Spice

Spice

By
From
Encyclopedia of Food and Cookery

The word covers a wide variety of aromatic and pungent seasonings used to flavour savoury and sweet dishes. There are hot spices, sweet spices and spicy-sweet spices. They are not gathered from any one part of a plant or tree but from whichever part is most aromatic and most pungent: for example, cinnamon bark is exactly that, and vanilla beans are the pods of a type of orchid. Seeds, buds, berries, roots and pods all provide spices with which we are familiar.

The addition of spices to vinegars for use in salad dressings, to fresh or dried fruits, or to creams and custards, gives a subtle aroma and flavour to simple dishes. Delicious home-made preserves, such as pickled onions or eggs, use pickling spices to flavour the preserving vinegar.

Characteristic spices impart vastly different flavours and aromas to the foods of Asia, China and the Middle East, yet they are indispensable, too, when used in baking our homely cakes, breads and biscuits.

Spices lose their value as a flavouring agent if they are stale, so purchase in very small quantities and store away from the light in small airtight containers.
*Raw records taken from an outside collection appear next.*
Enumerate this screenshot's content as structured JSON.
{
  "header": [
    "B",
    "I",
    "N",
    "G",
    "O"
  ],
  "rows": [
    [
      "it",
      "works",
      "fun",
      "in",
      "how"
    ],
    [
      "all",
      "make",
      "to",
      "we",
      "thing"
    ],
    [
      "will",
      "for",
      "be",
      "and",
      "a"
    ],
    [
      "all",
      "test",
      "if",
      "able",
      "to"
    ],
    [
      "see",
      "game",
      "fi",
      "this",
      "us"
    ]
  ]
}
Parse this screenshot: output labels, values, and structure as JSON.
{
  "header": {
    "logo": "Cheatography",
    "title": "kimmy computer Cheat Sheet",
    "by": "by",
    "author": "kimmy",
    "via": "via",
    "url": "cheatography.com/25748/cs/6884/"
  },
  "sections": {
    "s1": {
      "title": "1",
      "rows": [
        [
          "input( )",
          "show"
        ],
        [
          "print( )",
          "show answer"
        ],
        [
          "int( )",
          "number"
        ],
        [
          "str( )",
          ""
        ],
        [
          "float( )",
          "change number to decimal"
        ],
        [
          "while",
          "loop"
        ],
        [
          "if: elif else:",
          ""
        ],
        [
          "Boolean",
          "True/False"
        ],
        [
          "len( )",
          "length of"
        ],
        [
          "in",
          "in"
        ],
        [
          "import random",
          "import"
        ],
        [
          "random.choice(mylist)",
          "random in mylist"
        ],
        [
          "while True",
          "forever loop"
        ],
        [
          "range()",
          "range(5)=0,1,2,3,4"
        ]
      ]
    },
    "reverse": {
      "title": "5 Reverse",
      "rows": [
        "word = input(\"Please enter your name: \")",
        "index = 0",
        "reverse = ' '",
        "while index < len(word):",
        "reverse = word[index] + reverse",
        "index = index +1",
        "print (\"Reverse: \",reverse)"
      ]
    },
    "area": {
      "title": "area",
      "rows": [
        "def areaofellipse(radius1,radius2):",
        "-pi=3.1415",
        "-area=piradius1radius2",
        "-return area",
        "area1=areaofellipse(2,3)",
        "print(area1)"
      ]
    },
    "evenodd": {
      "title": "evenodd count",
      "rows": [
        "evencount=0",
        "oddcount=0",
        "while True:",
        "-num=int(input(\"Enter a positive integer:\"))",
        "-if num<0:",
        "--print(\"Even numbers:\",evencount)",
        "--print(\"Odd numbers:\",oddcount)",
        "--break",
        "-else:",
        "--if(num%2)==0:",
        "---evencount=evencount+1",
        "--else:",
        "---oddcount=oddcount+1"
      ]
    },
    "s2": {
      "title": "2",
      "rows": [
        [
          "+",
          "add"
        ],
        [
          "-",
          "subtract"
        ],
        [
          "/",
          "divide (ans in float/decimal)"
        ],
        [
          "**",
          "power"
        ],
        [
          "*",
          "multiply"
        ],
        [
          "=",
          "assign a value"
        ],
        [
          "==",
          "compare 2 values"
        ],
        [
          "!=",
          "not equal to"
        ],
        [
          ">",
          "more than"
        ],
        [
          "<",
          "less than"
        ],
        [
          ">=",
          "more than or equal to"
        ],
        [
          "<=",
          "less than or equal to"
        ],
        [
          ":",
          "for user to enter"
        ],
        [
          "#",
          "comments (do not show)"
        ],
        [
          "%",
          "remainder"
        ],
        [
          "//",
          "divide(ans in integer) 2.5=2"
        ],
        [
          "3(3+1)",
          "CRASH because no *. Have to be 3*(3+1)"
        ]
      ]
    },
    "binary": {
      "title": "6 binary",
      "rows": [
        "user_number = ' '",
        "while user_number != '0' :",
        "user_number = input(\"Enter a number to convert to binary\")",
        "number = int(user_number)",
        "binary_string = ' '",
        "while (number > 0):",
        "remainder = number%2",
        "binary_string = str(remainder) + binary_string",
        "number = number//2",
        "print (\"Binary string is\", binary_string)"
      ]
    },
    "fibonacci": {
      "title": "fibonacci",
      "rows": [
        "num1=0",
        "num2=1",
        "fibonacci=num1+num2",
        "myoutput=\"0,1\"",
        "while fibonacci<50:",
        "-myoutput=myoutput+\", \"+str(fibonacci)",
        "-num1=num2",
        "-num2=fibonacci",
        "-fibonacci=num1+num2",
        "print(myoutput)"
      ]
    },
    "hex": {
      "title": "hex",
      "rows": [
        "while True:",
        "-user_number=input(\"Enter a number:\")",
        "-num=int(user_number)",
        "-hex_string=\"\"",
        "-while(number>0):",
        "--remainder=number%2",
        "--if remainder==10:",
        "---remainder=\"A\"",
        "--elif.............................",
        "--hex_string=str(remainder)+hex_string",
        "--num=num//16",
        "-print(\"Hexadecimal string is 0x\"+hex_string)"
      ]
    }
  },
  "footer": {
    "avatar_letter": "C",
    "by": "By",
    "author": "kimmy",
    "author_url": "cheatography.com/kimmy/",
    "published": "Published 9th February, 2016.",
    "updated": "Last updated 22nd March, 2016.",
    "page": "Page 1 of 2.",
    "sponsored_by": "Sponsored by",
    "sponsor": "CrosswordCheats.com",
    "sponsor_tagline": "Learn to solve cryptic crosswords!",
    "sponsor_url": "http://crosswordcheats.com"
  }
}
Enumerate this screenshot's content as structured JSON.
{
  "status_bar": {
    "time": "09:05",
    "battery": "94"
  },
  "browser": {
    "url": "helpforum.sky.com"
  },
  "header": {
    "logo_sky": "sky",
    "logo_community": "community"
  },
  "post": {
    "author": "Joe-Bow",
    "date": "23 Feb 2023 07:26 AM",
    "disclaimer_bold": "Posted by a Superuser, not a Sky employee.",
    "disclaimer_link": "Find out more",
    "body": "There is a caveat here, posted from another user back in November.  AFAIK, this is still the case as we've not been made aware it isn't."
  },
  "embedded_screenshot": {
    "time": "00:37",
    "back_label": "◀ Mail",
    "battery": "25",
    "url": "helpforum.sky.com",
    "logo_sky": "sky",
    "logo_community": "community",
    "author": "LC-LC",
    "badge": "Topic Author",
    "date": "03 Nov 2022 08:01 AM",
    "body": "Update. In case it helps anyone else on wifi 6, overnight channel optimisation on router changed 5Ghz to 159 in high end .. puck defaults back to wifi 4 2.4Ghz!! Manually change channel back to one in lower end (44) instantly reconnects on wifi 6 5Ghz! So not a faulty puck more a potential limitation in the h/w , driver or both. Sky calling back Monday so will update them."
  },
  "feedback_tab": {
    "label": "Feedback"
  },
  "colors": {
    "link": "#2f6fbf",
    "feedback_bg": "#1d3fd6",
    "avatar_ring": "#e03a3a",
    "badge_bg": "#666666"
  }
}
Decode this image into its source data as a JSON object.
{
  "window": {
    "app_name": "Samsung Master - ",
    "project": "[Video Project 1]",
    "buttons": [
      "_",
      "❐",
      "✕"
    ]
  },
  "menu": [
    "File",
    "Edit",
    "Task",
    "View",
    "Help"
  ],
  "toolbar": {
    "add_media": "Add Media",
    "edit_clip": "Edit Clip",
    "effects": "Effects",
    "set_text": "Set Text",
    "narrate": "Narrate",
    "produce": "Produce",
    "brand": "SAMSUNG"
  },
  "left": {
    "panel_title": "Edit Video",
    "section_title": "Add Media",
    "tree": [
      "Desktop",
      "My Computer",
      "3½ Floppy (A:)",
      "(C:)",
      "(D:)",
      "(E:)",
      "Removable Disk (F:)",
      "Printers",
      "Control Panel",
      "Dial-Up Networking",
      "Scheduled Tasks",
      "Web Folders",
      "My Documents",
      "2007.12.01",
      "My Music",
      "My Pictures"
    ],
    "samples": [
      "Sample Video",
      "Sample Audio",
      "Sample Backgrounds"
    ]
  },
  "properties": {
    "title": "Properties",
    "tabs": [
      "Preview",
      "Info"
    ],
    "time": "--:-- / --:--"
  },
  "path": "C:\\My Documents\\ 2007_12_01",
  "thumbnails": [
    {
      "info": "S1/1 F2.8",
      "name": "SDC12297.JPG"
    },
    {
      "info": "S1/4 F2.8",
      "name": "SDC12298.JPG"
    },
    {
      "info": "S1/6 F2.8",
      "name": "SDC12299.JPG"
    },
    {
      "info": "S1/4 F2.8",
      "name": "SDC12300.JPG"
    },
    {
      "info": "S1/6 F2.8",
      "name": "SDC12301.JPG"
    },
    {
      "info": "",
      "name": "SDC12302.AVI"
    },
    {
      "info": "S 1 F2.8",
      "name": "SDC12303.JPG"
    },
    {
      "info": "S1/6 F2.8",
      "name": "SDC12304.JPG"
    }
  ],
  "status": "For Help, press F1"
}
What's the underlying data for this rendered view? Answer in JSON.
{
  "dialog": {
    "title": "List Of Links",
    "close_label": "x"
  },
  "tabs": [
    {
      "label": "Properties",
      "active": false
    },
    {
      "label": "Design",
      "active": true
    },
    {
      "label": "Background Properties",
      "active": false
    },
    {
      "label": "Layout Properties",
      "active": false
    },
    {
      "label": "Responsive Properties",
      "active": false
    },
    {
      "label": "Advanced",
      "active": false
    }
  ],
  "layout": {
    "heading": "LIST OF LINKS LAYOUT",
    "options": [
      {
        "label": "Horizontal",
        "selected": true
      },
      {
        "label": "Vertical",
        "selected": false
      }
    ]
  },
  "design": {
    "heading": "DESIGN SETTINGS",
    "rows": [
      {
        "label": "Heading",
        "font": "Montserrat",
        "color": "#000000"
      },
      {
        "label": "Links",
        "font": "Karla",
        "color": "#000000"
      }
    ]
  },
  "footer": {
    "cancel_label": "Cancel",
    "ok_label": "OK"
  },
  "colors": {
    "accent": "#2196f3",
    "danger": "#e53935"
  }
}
Use all spices as soon as possible after purchase.

Pickling spice: Usually made from mustard seeds, bay leaf, allspice, cinnamon stick, coriander seeds and black peppercorns. Sometimes fresh ginger, chilli and mace are added. The proportions vary in different recipes but excellent mixtures of pickling spice can be bought, ready-packaged for use, by spice companies.

Middle East spice mix (baharat): This is the ground spice mix used in the Gulf States and generally throughout the Middle East. It may be made up and used to flavour meatballs and kebabs, and many Middle Eastern sauces, soups, curries and seafood dishes.

Za’atar: A dry spice mix with walnuts from Iraq, used as a dip for bread previously dipped in olive oil. Use it to sprinkle over meat, chicken or vegetable dishes. Sumac, used to make za’atar, is a souring agent often used in the Middle East. Lemon juice or grated lemon zest may be used instead.

See also individual names of spices; Garam Masala; Onion: Spiced Pickled Onions.

Ingredients

Quantity Ingredient
see method for ingredients

Method

Tags:
Back to top
    No results found
    No more results
      No results found
      No more results
        No results found
        No more results
          No results found
          No more results
            No results found
            No more results
              No results found
              No more results
              Please start typing to begin your search
              We're sorry but we had trouble running your search. Please try again